» **Task to complete**
Please return all of the entries below exactly as they are written.

[Entries from a dataset of interfaces]
□ □ □ □ □

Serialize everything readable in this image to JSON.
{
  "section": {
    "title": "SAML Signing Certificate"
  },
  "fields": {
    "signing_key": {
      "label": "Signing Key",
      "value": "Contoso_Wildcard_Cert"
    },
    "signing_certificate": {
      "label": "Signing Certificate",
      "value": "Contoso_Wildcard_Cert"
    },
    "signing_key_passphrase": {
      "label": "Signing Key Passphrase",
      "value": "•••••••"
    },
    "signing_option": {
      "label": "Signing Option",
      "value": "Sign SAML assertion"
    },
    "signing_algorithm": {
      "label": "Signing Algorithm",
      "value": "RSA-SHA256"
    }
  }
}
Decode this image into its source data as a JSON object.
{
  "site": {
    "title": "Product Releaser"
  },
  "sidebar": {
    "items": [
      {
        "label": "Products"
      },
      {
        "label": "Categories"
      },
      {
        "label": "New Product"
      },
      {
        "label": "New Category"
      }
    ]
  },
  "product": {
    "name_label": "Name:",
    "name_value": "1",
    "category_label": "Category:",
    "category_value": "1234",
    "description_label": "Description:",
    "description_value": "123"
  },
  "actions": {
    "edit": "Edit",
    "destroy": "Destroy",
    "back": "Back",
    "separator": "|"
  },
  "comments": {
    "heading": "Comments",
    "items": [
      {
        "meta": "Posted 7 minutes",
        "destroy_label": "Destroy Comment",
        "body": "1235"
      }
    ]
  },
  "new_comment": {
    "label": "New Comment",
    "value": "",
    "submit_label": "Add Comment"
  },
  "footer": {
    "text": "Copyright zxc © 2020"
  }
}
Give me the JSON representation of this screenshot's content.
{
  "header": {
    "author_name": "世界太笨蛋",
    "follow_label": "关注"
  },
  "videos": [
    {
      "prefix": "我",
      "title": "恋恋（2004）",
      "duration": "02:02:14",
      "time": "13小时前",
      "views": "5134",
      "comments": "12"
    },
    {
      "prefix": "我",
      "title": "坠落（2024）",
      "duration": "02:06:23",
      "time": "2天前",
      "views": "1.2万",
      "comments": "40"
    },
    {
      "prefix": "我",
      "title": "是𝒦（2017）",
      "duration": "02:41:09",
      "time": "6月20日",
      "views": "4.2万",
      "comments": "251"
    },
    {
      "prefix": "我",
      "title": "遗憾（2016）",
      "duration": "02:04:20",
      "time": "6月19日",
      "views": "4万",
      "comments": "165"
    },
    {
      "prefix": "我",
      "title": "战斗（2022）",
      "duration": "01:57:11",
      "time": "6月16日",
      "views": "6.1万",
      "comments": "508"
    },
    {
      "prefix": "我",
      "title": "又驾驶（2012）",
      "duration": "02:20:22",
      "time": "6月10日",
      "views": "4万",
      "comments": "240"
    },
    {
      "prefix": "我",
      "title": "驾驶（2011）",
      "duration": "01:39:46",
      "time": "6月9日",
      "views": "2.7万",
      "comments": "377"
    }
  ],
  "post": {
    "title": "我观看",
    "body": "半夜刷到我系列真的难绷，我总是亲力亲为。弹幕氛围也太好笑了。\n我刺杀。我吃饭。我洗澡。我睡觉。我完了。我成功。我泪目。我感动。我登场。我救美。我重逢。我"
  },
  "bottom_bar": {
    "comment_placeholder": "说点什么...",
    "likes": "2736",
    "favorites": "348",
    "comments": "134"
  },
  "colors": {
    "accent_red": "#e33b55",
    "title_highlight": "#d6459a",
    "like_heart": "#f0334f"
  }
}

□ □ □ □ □

» **Solution**
Serialize everything readable in this image to JSON.
{
  "section": {
    "title": "SAML Signing Certificate"
  },
  "fields": {
    "signing_key": {
      "label": "Signing Key",
      "value": "Contoso_Wildcard_Cert"
    },
    "signing_certificate": {
      "label": "Signing Certificate",
      "value": "Contoso_Wildcard_Cert"
    },
    "signing_key_passphrase": {
      "label": "Signing Key Passphrase",
      "value": "•••••••"
    },
    "signing_option": {
      "label": "Signing Option",
      "value": "Sign SAML assertion"
    },
    "signing_algorithm": {
      "label": "Signing Algorithm",
      "value": "RSA-SHA256"
    }
  }
}
Decode this image into its source data as a JSON object.
{
  "site": {
    "title": "Product Releaser"
  },
  "sidebar": {
    "items": [
      {
        "label": "Products"
      },
      {
        "label": "Categories"
      },
      {
        "label": "New Product"
      },
      {
        "label": "New Category"
      }
    ]
  },
  "product": {
    "name_label": "Name:",
    "name_value": "1",
    "category_label": "Category:",
    "category_value": "1234",
    "description_label": "Description:",
    "description_value": "123"
  },
  "actions": {
    "edit": "Edit",
    "destroy": "Destroy",
    "back": "Back",
    "separator": "|"
  },
  "comments": {
    "heading": "Comments",
    "items": [
      {
        "meta": "Posted 7 minutes",
        "destroy_label": "Destroy Comment",
        "body": "1235"
      }
    ]
  },
  "new_comment": {
    "label": "New Comment",
    "value": "",
    "submit_label": "Add Comment"
  },
  "footer": {
    "text": "Copyright zxc © 2020"
  }
}
Give me the JSON representation of this screenshot's content.
{
  "header": {
    "author_name": "世界太笨蛋",
    "follow_label": "关注"
  },
  "videos": [
    {
      "prefix": "我",
      "title": "恋恋（2004）",
      "duration": "02:02:14",
      "time": "13小时前",
      "views": "5134",
      "comments": "12"
    },
    {
      "prefix": "我",
      "title": "坠落（2024）",
      "duration": "02:06:23",
      "time": "2天前",
      "views": "1.2万",
      "comments": "40"
    },
    {
      "prefix": "我",
      "title": "是𝒦（2017）",
      "duration": "02:41:09",
      "time": "6月20日",
      "views": "4.2万",
      "comments": "251"
    },
    {
      "prefix": "我",
      "title": "遗憾（2016）",
      "duration": "02:04:20",
      "time": "6月19日",
      "views": "4万",
      "comments": "165"
    },
    {
      "prefix": "我",
      "title": "战斗（2022）",
      "duration": "01:57:11",
      "time": "6月16日",
      "views": "6.1万",
      "comments": "508"
    },
    {
      "prefix": "我",
      "title": "又驾驶（2012）",
      "duration": "02:20:22",
      "time": "6月10日",
      "views": "4万",
      "comments": "240"
    },
    {
      "prefix": "我",
      "title": "驾驶（2011）",
      "duration": "01:39:46",
      "time": "6月9日",
      "views": "2.7万",
      "comments": "377"
    }
  ],
  "post": {
    "title": "我观看",
    "body": "半夜刷到我系列真的难绷，我总是亲力亲为。弹幕氛围也太好笑了。\n我刺杀。我吃饭。我洗澡。我睡觉。我完了。我成功。我泪目。我感动。我登场。我救美。我重逢。我"
  },
  "bottom_bar": {
    "comment_placeholder": "说点什么...",
    "likes": "2736",
    "favorites": "348",
    "comments": "134"
  },
  "colors": {
    "accent_red": "#e33b55",
    "title_highlight": "#d6459a",
    "like_heart": "#f0334f"
  }
}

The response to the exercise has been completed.